Charlie’s father looked like he wanted to say more, but just then a shout came from the kitchen. “Charles Wallace Huston, you get your butt in here right now!”
The two men cringed as one. “Go on,” Charlie said. “Get that stuff loaded up. Let’s get on the road before Mom finds an apron for me to wear.”
“I’m sure you’ll look very pretty in it,” Jimmy deadpanned, then backpedaled, hooting with laughter, when Charlie took a swipe at him. He jogged toward the back of the truck and hopped up into the bed in one fluid motion.
For a moment, Charlie watched. He and his father shared the same lanky frame. In the shadow cast by the light of the garage, their roles could have been reversed. His father was the young man, willing and eager to put his physical skills to use. Charlie was the old man, forced by infirmity to watch life pass him by.
Sighing, he turned and walked into the house.
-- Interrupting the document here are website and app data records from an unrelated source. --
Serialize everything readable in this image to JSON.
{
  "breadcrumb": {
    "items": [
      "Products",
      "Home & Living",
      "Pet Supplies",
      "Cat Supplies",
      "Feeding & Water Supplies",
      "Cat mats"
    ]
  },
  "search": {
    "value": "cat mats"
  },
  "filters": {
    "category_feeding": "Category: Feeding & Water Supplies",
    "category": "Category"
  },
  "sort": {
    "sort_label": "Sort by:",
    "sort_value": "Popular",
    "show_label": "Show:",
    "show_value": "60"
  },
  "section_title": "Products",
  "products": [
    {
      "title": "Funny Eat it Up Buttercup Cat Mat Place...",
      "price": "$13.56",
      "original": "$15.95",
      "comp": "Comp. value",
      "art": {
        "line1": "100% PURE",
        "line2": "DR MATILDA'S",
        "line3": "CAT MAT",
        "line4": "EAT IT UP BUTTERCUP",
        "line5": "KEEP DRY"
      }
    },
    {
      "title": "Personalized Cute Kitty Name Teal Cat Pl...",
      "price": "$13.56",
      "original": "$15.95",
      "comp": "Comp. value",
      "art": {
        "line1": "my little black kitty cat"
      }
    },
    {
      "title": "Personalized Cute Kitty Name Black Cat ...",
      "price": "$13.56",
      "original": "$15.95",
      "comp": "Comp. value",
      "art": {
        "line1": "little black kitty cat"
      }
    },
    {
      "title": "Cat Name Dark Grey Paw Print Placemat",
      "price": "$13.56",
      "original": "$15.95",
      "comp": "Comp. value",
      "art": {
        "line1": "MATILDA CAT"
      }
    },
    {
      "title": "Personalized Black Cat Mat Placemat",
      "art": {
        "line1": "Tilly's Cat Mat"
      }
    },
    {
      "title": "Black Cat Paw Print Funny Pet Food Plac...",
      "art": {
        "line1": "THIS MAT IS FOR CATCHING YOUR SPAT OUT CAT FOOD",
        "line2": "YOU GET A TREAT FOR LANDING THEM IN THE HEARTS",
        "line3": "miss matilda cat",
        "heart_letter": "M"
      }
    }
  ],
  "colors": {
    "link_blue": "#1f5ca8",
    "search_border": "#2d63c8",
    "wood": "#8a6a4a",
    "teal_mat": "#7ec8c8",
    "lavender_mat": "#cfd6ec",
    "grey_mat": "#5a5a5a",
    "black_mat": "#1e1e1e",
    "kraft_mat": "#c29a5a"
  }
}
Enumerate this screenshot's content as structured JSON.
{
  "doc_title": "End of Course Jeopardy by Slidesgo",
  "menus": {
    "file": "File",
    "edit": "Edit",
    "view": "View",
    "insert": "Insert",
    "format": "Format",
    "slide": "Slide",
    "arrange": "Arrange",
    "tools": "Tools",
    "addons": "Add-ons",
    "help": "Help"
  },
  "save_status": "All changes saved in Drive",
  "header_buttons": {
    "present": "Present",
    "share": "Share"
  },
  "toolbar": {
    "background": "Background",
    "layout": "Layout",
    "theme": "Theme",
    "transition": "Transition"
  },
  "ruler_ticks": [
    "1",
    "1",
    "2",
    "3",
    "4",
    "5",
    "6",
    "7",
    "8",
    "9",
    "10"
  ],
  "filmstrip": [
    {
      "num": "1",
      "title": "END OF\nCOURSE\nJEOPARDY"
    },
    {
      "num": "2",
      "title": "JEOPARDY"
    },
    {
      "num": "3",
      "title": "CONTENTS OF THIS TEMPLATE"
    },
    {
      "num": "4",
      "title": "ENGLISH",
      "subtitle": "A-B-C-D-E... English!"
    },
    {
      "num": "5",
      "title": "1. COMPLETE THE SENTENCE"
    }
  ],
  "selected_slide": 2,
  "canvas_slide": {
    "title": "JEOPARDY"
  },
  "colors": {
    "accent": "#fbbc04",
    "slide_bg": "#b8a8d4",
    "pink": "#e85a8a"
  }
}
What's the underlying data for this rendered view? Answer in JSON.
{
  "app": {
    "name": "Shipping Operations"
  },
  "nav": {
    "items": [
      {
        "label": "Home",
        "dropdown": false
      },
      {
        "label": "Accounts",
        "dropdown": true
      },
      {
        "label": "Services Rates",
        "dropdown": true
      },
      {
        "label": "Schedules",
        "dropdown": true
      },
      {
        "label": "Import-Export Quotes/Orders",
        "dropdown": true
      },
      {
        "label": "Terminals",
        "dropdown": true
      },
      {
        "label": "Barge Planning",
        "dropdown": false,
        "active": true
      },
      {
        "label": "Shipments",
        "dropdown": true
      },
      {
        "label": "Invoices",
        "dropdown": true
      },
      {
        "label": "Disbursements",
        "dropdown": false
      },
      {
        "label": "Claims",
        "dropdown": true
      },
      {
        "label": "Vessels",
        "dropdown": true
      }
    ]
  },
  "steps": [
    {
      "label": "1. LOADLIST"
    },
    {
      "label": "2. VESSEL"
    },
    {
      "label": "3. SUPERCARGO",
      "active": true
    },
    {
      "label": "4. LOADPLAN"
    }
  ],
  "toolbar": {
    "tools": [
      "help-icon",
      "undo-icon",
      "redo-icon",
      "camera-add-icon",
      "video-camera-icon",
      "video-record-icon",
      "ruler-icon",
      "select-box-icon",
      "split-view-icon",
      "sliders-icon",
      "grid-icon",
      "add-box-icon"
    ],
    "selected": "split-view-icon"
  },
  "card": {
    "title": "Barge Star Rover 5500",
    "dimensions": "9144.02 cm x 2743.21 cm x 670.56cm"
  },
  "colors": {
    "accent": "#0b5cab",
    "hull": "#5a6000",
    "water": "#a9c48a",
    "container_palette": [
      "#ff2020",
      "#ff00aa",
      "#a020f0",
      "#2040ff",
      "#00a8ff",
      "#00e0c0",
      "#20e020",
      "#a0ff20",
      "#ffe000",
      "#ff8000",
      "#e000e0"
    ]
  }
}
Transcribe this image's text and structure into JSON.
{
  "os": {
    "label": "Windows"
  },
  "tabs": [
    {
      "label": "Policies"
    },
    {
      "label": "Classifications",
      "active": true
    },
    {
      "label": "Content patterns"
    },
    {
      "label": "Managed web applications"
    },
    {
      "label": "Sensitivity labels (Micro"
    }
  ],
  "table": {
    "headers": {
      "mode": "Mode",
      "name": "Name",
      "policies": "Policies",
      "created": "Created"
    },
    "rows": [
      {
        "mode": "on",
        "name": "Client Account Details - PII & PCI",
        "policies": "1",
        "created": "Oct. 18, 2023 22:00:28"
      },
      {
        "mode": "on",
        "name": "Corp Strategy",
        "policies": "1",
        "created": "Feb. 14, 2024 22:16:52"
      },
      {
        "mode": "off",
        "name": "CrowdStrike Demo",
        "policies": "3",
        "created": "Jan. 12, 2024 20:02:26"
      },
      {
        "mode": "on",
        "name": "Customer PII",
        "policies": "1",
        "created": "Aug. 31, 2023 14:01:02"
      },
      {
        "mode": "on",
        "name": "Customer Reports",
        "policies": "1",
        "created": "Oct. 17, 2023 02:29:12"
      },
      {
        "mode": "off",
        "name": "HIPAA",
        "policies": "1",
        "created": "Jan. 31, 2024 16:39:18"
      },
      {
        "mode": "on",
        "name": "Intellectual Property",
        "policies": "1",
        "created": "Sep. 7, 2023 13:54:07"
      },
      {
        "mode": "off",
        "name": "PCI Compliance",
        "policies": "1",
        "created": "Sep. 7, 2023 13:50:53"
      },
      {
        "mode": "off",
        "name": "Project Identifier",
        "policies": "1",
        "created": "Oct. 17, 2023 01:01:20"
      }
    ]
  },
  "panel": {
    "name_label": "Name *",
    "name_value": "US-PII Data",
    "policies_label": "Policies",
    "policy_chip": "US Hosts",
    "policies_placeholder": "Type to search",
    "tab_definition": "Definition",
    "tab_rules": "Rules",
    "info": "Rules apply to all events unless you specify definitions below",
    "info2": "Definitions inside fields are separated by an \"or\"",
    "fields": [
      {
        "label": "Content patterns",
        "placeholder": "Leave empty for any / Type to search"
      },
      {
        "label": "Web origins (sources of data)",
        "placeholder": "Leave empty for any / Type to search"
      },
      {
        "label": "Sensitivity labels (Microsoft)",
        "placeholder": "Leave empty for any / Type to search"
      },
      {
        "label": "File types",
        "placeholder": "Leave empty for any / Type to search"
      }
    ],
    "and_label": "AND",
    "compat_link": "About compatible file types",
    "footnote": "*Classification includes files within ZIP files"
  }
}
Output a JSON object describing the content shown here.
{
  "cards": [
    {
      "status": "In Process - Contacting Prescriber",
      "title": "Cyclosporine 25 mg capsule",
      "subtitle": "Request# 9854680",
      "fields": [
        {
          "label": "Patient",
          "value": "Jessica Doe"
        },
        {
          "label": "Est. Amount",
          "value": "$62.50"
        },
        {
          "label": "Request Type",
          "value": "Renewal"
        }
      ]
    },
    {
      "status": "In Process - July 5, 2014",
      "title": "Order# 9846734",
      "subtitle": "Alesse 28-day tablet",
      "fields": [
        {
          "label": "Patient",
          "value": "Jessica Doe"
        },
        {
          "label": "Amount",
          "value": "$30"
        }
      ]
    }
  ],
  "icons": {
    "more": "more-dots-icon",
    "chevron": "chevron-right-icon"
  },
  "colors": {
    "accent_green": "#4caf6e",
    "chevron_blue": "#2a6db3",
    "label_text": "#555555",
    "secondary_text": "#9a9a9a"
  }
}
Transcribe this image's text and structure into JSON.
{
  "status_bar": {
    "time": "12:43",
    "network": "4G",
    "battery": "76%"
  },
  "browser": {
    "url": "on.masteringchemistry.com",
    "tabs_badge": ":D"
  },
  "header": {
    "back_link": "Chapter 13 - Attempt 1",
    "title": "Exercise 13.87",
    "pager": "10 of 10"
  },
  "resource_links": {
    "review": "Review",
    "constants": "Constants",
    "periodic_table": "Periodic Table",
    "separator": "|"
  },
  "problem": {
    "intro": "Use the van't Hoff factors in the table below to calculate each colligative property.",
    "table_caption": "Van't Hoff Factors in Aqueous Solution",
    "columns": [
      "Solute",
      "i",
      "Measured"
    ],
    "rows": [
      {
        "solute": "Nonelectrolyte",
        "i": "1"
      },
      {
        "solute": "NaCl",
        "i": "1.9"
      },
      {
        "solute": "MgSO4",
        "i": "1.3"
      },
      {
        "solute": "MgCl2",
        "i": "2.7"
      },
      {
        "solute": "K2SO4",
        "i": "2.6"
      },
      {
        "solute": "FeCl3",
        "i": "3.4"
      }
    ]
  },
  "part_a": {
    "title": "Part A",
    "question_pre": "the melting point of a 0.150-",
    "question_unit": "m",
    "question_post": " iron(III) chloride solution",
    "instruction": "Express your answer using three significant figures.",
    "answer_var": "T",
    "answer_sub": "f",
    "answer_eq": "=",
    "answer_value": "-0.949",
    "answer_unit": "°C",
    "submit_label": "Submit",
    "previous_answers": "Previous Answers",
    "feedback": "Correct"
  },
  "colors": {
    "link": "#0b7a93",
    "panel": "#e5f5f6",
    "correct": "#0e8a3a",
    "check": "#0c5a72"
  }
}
Briar didn’t know what to do with herself, and neither did anyone else. Men stood around with shovels in their hands as they watched Col. Deacon’s men swarm over the rockslide. They had already established a perimeter, telling the townspeople it wasn’t safe to approach beyond the yellow line they had hastily painted on the asphalt. They were now using the helicopter to spread giant nets over the loose rock.
The sight of so many men in uniform was wreaking havoc on Briar’s nerves. It reminded her of the army post where she lived before coming to Independence Falls. It reminded her of her father, of that awful night when her life had changed forever. She could barely stand to look at them.
Mayor Watkins-Price was engrossed in conversation with Col. Deacon. They made an odd picture. The mayor was no more than five feet tall, even with her sensible pumps and puffball of teased white hair. Deacon towered over her. He seemed to be made entirely of angles—stiff spine, square jaw, a high and tight crewcut that looked like it didn’t dare grow beyond Deacon’s chosen dimensions.
The mayor seemed like a hummingbird next to him as she gestured and pointed. Deacon kept his arms firmly crossed over his chest.
Norine was huddled with Mitzi and Rhonda, her two best friends. Briar had once been part of that group, but since she lost the ability to lie she couldn’t seem to stop offending the girls. Had she once been interested in their vapid gossip and rampant speculation? It seemed impossible now.
Although, of course, Briar probably needed to be better about controlling her tongue. Mitzi was still furious at Briar for casually commenting that Mitzi laughed liked a goose. Sure, it was true, but it definitely wasn’t nice.
It had been a while since “nice” had been on Briar’s priority list. Ever since the Firelight Festival, she had been reeling with the consequences of her new ability. Her entire life, it had been easy for her to make things up, tell the sort of comforting lies that Aunt Patrice was so good at. But now, her real thoughts slipped through so much easier. But maybe she could learn something from Aunt Patrice’s ability to massage the truth. Could she have gotten away without pain if, for example, she said Mitzi laughed like a bird instead?
One of the army medics was tending to Ruth. She didn’t seem to be burned, but she had cuts and scrapes from climbing over the rocks. Nearby, Clayton Briggs stood with his wife, Cora, talking to June Powell and Ivan Sokolov. Teddy Dickinson was pacing behind them, taking anxious puffs off a cigarette.
Briar’s eyes kept coming back to Ruth. She had been so courageous, first with her father and now during the rockslide. If Ruth could face the truth abut herself and still stand tall, maybe Briar could do the same. She took a deep breath and steeled herself to walk up to the group.
She overheard Clayton saying, “We haven’t done anything wrong.”
“Like that matters,” said Ivan. “You heard them at the town meeting. They think we’re freaks.”
“But we helped,” June added. “We used our powers for the greater good.”